The Defeat of John Brown. News of the strange happenings at Harpers Ferry spread during the day, especially after Brown permitted the express train to continue its journey. By midmorning, both Washington and Richmond knew that a slave insurrection had started at Harpers Ferry. Militia and volunteers cut a strangely inactive Brown off in the arsenal. Federal troops under Brevet Colonel Robert E. Lee also moved on the town. In the fighting that ensued, most of Brown's party were either killed or wounded. As the news spread that John Brown had headed the attempted revolt, both North and South expressed dismay. Brown, who had sustained minor injuries, was tried by Virginia for treason. Without realizing it, Virginia gave him the chance to translate his defeat into a triumph.

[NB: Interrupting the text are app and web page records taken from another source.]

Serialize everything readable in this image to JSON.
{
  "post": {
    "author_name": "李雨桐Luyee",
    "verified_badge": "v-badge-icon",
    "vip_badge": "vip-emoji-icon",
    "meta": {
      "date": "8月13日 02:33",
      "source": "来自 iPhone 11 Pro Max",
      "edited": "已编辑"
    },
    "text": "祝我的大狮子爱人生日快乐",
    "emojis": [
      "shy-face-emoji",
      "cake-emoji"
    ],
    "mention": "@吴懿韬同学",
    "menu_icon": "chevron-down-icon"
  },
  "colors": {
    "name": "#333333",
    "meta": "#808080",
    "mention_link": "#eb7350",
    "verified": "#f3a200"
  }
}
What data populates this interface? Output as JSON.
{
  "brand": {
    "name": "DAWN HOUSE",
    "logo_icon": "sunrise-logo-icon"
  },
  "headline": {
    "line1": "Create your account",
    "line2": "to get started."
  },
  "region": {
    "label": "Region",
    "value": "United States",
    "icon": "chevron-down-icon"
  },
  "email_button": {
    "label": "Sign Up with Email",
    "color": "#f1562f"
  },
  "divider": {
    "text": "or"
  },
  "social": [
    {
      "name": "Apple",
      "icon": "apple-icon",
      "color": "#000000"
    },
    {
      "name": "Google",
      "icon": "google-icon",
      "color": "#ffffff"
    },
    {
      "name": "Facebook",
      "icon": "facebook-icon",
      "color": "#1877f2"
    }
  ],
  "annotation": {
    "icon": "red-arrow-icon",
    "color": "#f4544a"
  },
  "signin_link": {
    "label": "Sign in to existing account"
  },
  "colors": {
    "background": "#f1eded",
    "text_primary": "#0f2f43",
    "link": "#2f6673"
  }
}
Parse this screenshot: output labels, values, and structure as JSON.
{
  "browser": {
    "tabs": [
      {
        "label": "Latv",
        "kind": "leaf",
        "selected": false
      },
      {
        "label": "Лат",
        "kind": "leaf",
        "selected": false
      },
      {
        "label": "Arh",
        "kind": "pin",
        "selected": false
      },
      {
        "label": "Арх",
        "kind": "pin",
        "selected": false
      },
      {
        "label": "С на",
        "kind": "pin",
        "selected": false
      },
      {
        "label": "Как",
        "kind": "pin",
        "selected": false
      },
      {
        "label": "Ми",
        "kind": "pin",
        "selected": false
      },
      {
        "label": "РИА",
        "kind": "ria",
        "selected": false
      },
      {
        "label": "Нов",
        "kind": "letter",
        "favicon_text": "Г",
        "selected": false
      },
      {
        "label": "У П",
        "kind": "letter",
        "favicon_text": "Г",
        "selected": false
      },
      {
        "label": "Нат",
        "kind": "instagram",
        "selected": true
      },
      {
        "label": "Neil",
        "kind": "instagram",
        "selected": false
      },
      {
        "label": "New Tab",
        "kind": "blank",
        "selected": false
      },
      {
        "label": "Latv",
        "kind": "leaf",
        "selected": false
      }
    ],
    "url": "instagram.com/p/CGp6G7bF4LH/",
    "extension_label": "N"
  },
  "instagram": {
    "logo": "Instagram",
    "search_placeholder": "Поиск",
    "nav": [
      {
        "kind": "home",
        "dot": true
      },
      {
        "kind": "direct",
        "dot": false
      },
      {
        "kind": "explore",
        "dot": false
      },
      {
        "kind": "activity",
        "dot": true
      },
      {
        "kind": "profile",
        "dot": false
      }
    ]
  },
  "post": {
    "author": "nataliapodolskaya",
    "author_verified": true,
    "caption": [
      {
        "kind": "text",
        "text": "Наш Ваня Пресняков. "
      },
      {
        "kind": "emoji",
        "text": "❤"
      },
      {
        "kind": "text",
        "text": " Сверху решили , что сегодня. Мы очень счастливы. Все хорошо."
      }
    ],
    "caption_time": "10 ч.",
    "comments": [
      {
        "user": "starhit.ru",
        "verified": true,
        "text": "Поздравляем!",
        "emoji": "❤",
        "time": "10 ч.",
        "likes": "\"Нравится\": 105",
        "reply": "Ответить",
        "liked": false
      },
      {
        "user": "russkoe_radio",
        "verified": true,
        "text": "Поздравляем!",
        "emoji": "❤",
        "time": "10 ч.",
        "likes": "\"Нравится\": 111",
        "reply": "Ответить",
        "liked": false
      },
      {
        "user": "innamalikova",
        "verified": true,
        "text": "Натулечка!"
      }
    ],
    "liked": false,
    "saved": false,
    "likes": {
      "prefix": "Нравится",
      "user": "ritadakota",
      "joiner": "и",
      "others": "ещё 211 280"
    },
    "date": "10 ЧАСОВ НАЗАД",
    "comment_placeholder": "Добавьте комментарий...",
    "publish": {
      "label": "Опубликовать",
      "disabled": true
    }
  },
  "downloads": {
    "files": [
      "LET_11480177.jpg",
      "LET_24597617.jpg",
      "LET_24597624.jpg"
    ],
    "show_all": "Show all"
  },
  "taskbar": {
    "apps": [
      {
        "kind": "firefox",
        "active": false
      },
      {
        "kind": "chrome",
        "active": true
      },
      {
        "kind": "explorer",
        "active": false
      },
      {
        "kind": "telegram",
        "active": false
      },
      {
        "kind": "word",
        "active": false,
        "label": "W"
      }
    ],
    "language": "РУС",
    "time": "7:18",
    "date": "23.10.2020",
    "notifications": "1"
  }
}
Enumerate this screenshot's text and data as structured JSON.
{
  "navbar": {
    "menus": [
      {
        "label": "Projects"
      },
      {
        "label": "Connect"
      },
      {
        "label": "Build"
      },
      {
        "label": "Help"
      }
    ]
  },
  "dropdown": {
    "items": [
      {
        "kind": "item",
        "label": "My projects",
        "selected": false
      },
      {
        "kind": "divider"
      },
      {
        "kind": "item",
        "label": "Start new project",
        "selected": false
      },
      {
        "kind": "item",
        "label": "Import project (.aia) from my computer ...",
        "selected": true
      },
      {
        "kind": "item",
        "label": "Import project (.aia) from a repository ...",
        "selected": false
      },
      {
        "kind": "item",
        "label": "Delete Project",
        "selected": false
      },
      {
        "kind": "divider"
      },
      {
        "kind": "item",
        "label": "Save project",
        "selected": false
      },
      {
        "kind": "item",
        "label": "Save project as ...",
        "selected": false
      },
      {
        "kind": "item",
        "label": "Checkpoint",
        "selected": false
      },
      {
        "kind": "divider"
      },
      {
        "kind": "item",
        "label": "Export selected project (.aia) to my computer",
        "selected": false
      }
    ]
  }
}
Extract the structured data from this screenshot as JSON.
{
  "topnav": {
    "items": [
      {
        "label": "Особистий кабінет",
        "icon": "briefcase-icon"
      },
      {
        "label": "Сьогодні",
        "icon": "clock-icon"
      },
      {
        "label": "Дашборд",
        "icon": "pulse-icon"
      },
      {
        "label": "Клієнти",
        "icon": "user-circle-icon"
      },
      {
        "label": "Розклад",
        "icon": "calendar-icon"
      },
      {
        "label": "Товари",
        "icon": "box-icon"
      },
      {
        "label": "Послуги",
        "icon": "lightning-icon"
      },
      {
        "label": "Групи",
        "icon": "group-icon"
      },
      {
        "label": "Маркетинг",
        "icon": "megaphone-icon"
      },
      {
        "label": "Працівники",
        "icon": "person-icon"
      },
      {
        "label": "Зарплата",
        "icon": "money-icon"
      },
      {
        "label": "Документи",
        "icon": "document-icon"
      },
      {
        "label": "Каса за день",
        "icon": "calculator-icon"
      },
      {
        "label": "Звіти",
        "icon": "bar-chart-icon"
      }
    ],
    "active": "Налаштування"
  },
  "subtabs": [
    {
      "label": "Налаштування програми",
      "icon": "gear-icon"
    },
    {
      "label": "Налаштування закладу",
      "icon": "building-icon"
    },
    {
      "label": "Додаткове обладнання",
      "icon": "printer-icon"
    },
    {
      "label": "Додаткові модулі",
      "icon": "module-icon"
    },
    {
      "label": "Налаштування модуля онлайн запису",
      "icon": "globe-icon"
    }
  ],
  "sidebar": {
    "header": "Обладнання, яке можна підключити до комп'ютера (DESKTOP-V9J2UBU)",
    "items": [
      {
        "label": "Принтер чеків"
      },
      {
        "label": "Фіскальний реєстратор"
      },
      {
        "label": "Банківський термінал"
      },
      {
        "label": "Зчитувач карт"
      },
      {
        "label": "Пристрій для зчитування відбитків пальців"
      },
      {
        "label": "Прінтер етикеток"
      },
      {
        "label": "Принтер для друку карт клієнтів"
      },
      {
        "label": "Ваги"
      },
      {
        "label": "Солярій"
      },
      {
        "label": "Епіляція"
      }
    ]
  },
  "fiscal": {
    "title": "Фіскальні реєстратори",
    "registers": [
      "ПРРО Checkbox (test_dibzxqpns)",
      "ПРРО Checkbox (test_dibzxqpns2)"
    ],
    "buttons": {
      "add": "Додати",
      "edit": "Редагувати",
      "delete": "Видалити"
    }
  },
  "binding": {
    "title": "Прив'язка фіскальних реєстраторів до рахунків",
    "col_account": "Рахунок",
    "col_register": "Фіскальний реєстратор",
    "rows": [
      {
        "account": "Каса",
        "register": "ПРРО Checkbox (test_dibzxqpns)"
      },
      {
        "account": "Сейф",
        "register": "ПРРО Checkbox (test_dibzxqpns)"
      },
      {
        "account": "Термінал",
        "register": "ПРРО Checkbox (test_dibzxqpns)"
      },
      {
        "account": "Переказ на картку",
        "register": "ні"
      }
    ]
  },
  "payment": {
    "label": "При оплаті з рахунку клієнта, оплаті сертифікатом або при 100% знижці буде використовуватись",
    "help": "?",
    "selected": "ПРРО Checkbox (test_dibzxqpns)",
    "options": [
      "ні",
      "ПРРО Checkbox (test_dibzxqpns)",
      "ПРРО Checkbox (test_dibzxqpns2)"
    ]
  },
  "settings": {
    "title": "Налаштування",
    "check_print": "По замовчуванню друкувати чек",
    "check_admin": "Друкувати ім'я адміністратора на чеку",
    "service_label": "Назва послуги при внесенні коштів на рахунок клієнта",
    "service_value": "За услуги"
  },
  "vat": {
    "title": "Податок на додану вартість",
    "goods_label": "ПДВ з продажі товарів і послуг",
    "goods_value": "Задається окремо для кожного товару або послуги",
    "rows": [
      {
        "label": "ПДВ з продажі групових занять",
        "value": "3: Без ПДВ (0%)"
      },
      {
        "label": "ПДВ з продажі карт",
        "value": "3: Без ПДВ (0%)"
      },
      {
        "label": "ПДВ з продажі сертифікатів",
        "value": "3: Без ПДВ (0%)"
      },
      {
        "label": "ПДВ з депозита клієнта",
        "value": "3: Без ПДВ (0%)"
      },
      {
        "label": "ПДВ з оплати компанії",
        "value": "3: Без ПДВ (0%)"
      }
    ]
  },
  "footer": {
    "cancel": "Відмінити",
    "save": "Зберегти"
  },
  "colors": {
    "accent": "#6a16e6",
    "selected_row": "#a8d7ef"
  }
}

He presented himself to the court as a man who wished only to aid the weak and poor children of God. When the judge who was to condemn him to death asked him if he had anything to say before sentence, Brown answered with eloquence: I see a book kissed, which I suppose to be the Bible, or at least the New Testament, which teaches me that all things whatsoever that man should do to me, I should do even so to them. . .. I endeavored to act up to that instruction. I say I am yet too young to understand that God is any respecter of persons. I believe that to have interfered as I have done, as I have always freely admitted I have done, in behalf of his despised poor, I did no wrong, but right. Now, if it is deemed necessary that I should forfeit my life for the furtherance of the ends of justice, and mingle my blood further with the blood of my children and with the blood of millions in this slave country whose rights are disregarded by wicked, cruel, and unjust enactments, I say, let it be done.
With these words the abolitionists received a martyr. His earlier declarations that "slaveholders had forfeited the right to live" and that he accepted the shedding of blood as necessary to his insurrection's success no longer mattered. For those who sympathized with his intention - and many shared the conclusion of the New York Tribune that Brown and his band "dared and died for what they felt to be right, though in a manner which seems to us fatally wrong" - Brown seemed a stone tossed by God into the black pool of slavery.
The Execution of John Brown. When Brown went to the gallows on December 2, 1859, church bells tolled from Concord to Chicago. Throngs gathered in Northern towns and villages to deliver prayers for him. Southerners had tapped the depth of Northern feelings on slavery, and well might they wonder whether the Northern bells tolled the knell of Union.